**Exercise goal**
Your task is to show every line in the listing below that includes "Design".

*** Block opens ***

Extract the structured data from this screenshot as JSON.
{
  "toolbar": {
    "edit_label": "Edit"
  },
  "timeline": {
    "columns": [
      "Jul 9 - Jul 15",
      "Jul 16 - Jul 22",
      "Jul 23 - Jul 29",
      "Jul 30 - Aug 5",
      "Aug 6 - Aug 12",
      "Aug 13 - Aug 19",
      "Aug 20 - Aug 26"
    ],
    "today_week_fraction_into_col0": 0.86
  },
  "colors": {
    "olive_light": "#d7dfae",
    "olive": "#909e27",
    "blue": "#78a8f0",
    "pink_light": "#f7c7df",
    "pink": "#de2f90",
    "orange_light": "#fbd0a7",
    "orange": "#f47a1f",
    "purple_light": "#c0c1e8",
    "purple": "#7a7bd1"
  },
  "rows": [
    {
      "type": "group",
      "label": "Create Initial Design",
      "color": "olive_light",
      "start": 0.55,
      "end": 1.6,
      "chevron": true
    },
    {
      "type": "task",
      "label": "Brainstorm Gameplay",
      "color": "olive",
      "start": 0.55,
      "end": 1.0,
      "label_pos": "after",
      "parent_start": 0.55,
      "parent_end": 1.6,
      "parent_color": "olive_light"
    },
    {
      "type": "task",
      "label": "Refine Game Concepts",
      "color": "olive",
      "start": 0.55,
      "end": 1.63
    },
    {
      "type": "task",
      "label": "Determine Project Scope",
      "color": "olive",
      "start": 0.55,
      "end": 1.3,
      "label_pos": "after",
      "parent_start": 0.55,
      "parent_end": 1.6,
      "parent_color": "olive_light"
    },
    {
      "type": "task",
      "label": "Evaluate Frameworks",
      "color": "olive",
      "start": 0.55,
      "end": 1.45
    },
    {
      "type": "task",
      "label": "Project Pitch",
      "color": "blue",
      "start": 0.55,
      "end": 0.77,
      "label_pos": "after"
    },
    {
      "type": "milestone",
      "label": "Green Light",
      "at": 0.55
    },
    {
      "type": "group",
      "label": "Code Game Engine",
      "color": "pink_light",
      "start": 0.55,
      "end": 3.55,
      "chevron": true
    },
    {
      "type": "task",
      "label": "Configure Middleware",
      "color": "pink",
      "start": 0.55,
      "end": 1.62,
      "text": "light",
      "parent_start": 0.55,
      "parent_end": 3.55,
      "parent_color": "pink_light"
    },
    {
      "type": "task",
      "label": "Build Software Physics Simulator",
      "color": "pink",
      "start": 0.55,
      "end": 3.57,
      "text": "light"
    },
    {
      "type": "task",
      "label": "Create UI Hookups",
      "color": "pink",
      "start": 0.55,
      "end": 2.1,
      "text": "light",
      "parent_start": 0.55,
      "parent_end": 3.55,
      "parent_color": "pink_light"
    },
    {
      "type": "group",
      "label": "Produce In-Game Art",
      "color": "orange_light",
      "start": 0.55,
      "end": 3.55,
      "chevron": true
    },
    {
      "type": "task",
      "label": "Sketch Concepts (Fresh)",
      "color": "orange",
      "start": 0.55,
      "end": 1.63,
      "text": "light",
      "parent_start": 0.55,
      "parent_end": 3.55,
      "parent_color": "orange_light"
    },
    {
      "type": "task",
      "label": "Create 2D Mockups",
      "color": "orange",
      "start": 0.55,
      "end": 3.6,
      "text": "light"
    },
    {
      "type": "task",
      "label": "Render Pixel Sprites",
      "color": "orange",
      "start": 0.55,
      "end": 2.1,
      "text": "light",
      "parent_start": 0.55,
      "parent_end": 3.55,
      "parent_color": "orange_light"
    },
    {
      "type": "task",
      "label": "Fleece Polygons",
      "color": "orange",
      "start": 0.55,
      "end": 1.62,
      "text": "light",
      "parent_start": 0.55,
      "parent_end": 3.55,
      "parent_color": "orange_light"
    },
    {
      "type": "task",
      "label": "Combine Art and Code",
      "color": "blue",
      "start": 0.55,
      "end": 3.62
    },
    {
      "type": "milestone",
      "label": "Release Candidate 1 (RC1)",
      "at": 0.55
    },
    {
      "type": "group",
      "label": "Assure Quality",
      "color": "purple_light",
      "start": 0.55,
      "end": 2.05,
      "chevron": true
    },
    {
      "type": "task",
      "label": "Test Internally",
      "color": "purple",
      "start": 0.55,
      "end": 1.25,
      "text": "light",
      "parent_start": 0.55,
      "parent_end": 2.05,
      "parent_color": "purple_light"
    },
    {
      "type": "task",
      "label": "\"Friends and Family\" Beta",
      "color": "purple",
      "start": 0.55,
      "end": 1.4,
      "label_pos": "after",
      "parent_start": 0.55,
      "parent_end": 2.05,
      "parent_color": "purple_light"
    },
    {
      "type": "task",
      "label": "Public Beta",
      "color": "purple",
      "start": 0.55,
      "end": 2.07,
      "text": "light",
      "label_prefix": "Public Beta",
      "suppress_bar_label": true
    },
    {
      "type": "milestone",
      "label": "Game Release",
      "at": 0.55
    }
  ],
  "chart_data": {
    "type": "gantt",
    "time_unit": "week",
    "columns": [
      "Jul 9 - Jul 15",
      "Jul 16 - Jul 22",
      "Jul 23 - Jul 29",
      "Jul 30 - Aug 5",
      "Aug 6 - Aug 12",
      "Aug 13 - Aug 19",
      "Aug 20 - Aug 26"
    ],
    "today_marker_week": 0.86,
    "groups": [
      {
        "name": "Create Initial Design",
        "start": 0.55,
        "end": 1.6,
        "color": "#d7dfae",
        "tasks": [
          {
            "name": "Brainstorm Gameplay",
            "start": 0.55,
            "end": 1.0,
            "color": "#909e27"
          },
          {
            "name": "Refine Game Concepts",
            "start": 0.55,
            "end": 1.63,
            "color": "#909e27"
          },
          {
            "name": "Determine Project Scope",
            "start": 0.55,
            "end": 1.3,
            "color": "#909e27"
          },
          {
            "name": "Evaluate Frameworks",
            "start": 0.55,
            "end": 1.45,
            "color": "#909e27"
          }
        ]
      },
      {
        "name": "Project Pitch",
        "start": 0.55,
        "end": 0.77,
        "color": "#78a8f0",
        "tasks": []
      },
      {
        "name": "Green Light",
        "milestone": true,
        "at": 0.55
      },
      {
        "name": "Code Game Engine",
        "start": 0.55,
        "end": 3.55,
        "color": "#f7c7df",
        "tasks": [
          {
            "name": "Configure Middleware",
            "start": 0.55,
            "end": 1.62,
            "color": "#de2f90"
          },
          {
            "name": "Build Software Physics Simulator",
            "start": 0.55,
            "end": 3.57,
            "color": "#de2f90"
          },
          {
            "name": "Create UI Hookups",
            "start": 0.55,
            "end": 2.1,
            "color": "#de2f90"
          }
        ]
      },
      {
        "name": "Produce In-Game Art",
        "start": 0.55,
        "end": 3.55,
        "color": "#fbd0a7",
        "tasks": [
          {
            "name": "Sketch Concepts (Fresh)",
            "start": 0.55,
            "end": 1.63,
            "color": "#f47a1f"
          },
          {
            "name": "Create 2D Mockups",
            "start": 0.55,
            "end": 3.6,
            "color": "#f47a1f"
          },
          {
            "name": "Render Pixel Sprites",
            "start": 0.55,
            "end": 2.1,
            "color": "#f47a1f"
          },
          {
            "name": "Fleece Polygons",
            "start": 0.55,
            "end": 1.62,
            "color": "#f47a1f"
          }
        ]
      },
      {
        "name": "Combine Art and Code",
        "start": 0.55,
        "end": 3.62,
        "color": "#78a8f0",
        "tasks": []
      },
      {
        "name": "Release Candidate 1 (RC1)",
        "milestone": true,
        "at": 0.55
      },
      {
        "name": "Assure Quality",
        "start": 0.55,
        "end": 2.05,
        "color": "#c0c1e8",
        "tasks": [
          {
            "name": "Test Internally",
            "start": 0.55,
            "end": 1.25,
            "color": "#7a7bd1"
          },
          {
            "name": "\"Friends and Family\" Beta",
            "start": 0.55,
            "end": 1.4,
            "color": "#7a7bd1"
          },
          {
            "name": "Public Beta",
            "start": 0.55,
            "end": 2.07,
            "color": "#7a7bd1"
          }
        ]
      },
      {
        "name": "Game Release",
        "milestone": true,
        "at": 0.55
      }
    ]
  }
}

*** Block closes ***

**Response box**
      "label": "Create Initial Design",
        "name": "Create Initial Design",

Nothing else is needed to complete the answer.